_Work instructions_: Repeat all of the entries, please, keeping each line exact.

_Data provided_:
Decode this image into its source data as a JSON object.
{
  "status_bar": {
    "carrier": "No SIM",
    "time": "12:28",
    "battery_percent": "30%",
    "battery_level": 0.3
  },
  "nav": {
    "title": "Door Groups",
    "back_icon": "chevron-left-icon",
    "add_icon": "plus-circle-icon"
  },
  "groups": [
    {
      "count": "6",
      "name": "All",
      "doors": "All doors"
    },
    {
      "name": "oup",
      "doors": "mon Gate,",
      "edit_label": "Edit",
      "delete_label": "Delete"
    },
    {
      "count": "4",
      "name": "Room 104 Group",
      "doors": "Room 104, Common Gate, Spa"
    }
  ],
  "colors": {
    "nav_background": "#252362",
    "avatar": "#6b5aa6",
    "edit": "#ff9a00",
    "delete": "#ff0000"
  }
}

_Solution to the exercise_:
Decode this image into its source data as a JSON object.
{
  "status_bar": {
    "carrier": "No SIM",
    "time": "12:28",
    "battery_percent": "30%",
    "battery_level": 0.3
  },
  "nav": {
    "title": "Door Groups",
    "back_icon": "chevron-left-icon",
    "add_icon": "plus-circle-icon"
  },
  "groups": [
    {
      "count": "6",
      "name": "All",
      "doors": "All doors"
    },
    {
      "name": "oup",
      "doors": "mon Gate,",
      "edit_label": "Edit",
      "delete_label": "Delete"
    },
    {
      "count": "4",
      "name": "Room 104 Group",
      "doors": "Room 104, Common Gate, Spa"
    }
  ],
  "colors": {
    "nav_background": "#252362",
    "avatar": "#6b5aa6",
    "edit": "#ff9a00",
    "delete": "#ff0000"
  }
}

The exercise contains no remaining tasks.